Instead of turning a bad thing into a good thing, acting Justice Secretary Alberto Agra did exactly the opposite: he turned what was already a bad thing into something worse.
From the way he keeps smiling at the cameras, he looks as if he’s gained something from the whole wretched mess. But it’s certainly not the improvement of his public image or that of the government he serves. The widespread public cynicism over the capacity of the so-called justice system to do justice to those who’ve been aggrieved, as expressed in various ways by those familiar with the role of the Ampatuans in the so-called victory of Gloria Macapagal Arroyo in 2004 and of her candidates for the Senate in 2007, is now universal. (The results of a survey on which government agency the public trusts the least should be interesting. )
But what’s ironic is that some Filipinos did give the justice system the benefit of the doubt last November, and many of those Filipinos were journalists and media practitioners. If they didn’t they wouldn’t have gone to the justice system for redress, but to the streets or elsewhere straightaway.
In the first place it was journalists who helped the government get the facts about the massacre right — the police were contaminating the crime scene by handling the bodies every which way, so there was little help from that direction — by sending fact-finding teams to Maguindanao almost immediately after that terrible event.
Despite their maddening experience with official indifference and incompetence, and, in some cases, partisanship for the suspects in the arrest and prosecution of the killers of journalists since 2001, some journalist groups also fielded private prosecutors to help government prosecutors do their jobs. These groups have also worked with government prosecutors by providing whatever information they could so a credible case could be assembled against the people accused of involvement in the murders.
Some journalist and media advocacy groups even assumed such government tasks as providing immediate humanitarian aid and scholarships for the families and children of the survivors. Through their lawyers and by providing funds to fly the relatives to Manila so they can attend hearings, the same groups are still helping in the prosecution of the alleged murderers of the 32 journalists killed
The way the country’s leading journalists have comported themselves during the many scandals and crises the Arroyo government has generated suggests that the Philippine press — or at least the better part of it — is not so much into undermining the government, but in trying to make things work as they should. Their relationship to the government only seems adversarial; in reality they recognize the crucial role of government in the shaping of the country’s present and future.

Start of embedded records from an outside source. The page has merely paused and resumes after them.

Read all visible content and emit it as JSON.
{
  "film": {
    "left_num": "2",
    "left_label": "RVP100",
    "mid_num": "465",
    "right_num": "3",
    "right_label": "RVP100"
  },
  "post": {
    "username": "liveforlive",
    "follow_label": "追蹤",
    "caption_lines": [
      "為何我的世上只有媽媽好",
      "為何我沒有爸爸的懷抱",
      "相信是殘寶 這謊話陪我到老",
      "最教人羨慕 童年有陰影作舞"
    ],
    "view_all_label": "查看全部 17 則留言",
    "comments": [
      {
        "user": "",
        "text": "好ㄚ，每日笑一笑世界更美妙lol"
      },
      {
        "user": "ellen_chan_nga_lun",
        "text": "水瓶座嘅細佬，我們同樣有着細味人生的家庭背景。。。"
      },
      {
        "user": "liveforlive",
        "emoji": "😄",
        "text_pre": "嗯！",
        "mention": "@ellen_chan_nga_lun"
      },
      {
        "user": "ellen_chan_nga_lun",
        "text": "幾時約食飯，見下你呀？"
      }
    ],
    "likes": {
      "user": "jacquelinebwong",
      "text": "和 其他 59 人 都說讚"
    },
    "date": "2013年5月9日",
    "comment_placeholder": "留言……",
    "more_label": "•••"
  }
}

It’s not the press but the Arroyo government and such of its minions as Agra who have been recalcitrant in implementing the country’s laws, for example, or in finding creative ways around them, and in concealing what they’re doing from the media and the public.
The same attitude has been evident in past administrations. All governments lie and try to conceal wrongdoing. But the officials of no other administration in memory has been as deliberately non-transparent, non-accountable, blithely abusive of power, contemptuous of public opinion, and hostile to the press as Arroyo and her officials.
Although the administration is crawling with similar creatures, Arroyo election lawyer Agra is a near-perfect example of non-accountability and smug indifference to public opinion.
Interviewed by the print and broadcast media, Agra betrayed the most minimal understanding of official accountability to the citizenry he’s supposed to serve. To questions from the media meant to solicit an explanation for his order to drop the multiple murder charges against Zaldy and Akmad Ampatuan, the most Agra could say was that it was his prerogative to review the recommendations of DOJ prosecutors.
He used the word “prerogative” so often it was obvious it was both his excuse and his conceit. It wasn’t the public’s reaction he was concerned with, but Malacanang’s. He repeatedly said it was Gloria Macapagal Arroyo’s opinion that mattered to him; it apparently never occurred to him that public opinion weighs heaviest on public officials in societies that claim to be democratic.
But having reached the limits of their patience, their outrage relentlessly aggravated not only by such acts as Agra’s but also by his indifference to the public and its demand for justice, the citizenry could justly argue that what obtains in the Philippines is not a democracy but a plutocracy, the self-serving minions of which eagerly pander to the whims of those who rule it so they may themselves enter the exclusive circles of the powerful. Agra probably has millions of reasons for acting the way he did, and for practically telling the entire country and all Filipinos that their opinions about anything don’t matter in the least. But none of those millions have anything to do with legality, and least of all with justice.